■ What is being asked
What is needed is an exact copy of the records below, with the pictures left out.

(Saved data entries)
- - -
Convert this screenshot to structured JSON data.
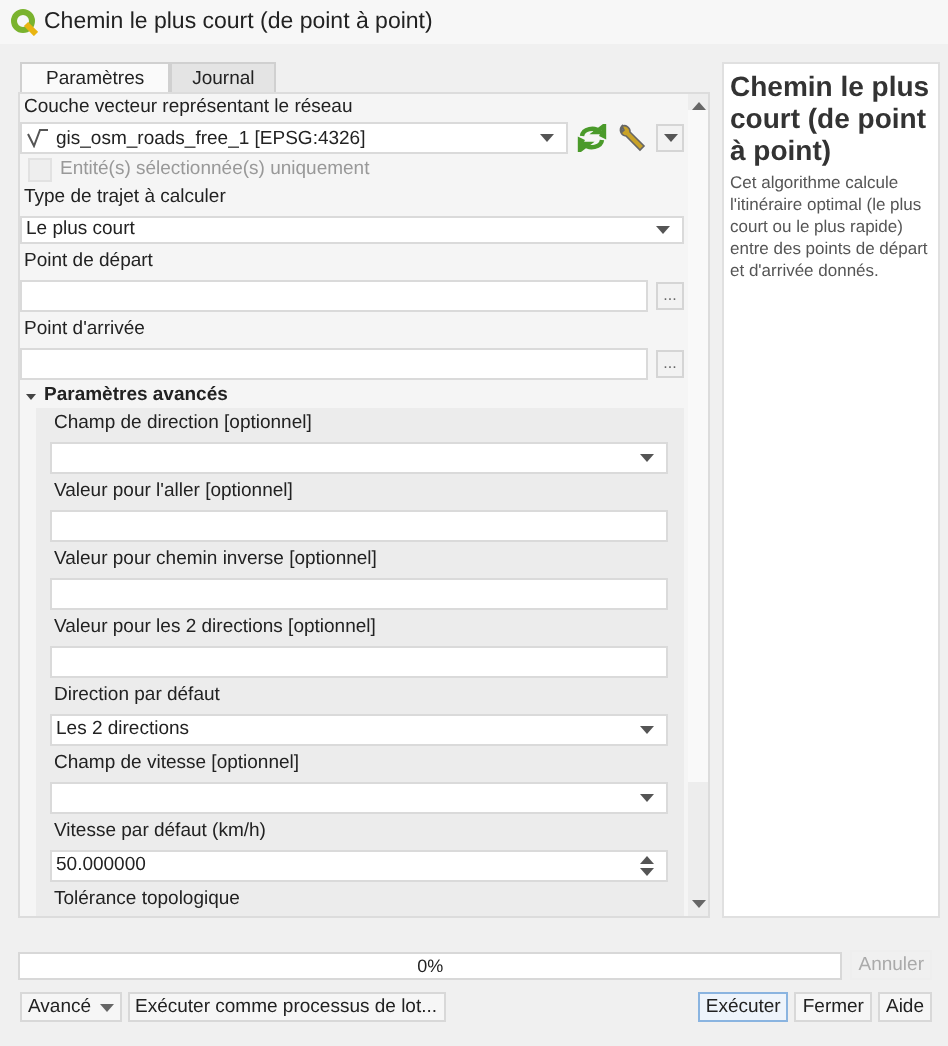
{
  "window": {
    "title": "Chemin le plus court (de point à point)"
  },
  "tabs": [
    {
      "label": "Paramètres",
      "selected": true
    },
    {
      "label": "Journal",
      "selected": false
    }
  ],
  "params": [
    {
      "kind": "label",
      "text": "Couche vecteur représentant le réseau"
    },
    {
      "kind": "layer",
      "value": "gis_osm_roads_free_1 [EPSG:4326]"
    },
    {
      "kind": "checkbox",
      "label": "Entité(s) sélectionnée(s) uniquement",
      "checked": false,
      "disabled": true
    },
    {
      "kind": "label",
      "text": "Type de trajet à calculer"
    },
    {
      "kind": "combo",
      "value": "Le plus court"
    },
    {
      "kind": "label",
      "text": "Point de départ"
    },
    {
      "kind": "file",
      "button": "..."
    },
    {
      "kind": "label",
      "text": "Point d'arrivée"
    },
    {
      "kind": "file",
      "button": "..."
    },
    {
      "kind": "section",
      "title": "Paramètres avancés",
      "expanded": true,
      "children": [
        {
          "kind": "label",
          "text": "Champ de direction [optionnel]"
        },
        {
          "kind": "combo"
        },
        {
          "kind": "label",
          "text": "Valeur pour l'aller [optionnel]"
        },
        {
          "kind": "text"
        },
        {
          "kind": "label",
          "text": "Valeur pour chemin inverse [optionnel]"
        },
        {
          "kind": "text"
        },
        {
          "kind": "label",
          "text": "Valeur pour les 2 directions [optionnel]"
        },
        {
          "kind": "text"
        },
        {
          "kind": "label",
          "text": "Direction par défaut"
        },
        {
          "kind": "combo",
          "value": "Les 2 directions"
        },
        {
          "kind": "label",
          "text": "Champ de vitesse [optionnel]"
        },
        {
          "kind": "combo"
        },
        {
          "kind": "label",
          "text": "Vitesse par défaut (km/h)"
        },
        {
          "kind": "spin",
          "value": "50.000000"
        },
        {
          "kind": "label",
          "text": "Tolérance topologique"
        }
      ]
    }
  ],
  "help": {
    "title": "Chemin le plus court (de point à point)",
    "text": "Cet algorithme calcule l'itinéraire optimal (le plus court ou le plus rapide) entre des points de départ et d'arrivée donnés."
  },
  "progress": {
    "text": "0%",
    "level": 0,
    "cancel": "Annuler",
    "cancel_disabled": true
  },
  "buttons_left": [
    {
      "label": "Avancé",
      "dropdown": true
    },
    {
      "label": "Exécuter comme processus de lot...",
      "dropdown": false
    }
  ],
  "buttons_right": [
    {
      "label": "Exécuter",
      "default": true
    },
    {
      "label": "Fermer",
      "default": false
    },
    {
      "label": "Aide",
      "default": false
    }
  ]
}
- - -
■ Task output
Convert this screenshot to structured JSON data.
{
  "window": {
    "title": "Chemin le plus court (de point à point)"
  },
  "tabs": [
    {
      "label": "Paramètres",
      "selected": true
    },
    {
      "label": "Journal",
      "selected": false
    }
  ],
  "params": [
    {
      "kind": "label",
      "text": "Couche vecteur représentant le réseau"
    },
    {
      "kind": "layer",
      "value": "gis_osm_roads_free_1 [EPSG:4326]"
    },
    {
      "kind": "checkbox",
      "label": "Entité(s) sélectionnée(s) uniquement",
      "checked": false,
      "disabled": true
    },
    {
      "kind": "label",
      "text": "Type de trajet à calculer"
    },
    {
      "kind": "combo",
      "value": "Le plus court"
    },
    {
      "kind": "label",
      "text": "Point de départ"
    },
    {
      "kind": "file",
      "button": "..."
    },
    {
      "kind": "label",
      "text": "Point d'arrivée"
    },
    {
      "kind": "file",
      "button": "..."
    },
    {
      "kind": "section",
      "title": "Paramètres avancés",
      "expanded": true,
      "children": [
        {
          "kind": "label",
          "text": "Champ de direction [optionnel]"
        },
        {
          "kind": "combo"
        },
        {
          "kind": "label",
          "text": "Valeur pour l'aller [optionnel]"
        },
        {
          "kind": "text"
        },
        {
          "kind": "label",
          "text": "Valeur pour chemin inverse [optionnel]"
        },
        {
          "kind": "text"
        },
        {
          "kind": "label",
          "text": "Valeur pour les 2 directions [optionnel]"
        },
        {
          "kind": "text"
        },
        {
          "kind": "label",
          "text": "Direction par défaut"
        },
        {
          "kind": "combo",
          "value": "Les 2 directions"
        },
        {
          "kind": "label",
          "text": "Champ de vitesse [optionnel]"
        },
        {
          "kind": "combo"
        },
        {
          "kind": "label",
          "text": "Vitesse par défaut (km/h)"
        },
        {
          "kind": "spin",
          "value": "50.000000"
        },
        {
          "kind": "label",
          "text": "Tolérance topologique"
        }
      ]
    }
  ],
  "help": {
    "title": "Chemin le plus court (de point à point)",
    "text": "Cet algorithme calcule l'itinéraire optimal (le plus court ou le plus rapide) entre des points de départ et d'arrivée donnés."
  },
  "progress": {
    "text": "0%",
    "level": 0,
    "cancel": "Annuler",
    "cancel_disabled": true
  },
  "buttons_left": [
    {
      "label": "Avancé",
      "dropdown": true
    },
    {
      "label": "Exécuter comme processus de lot...",
      "dropdown": false
    }
  ],
  "buttons_right": [
    {
      "label": "Exécuter",
      "default": true
    },
    {
      "label": "Fermer",
      "default": false
    },
    {
      "label": "Aide",
      "default": false
    }
  ]
}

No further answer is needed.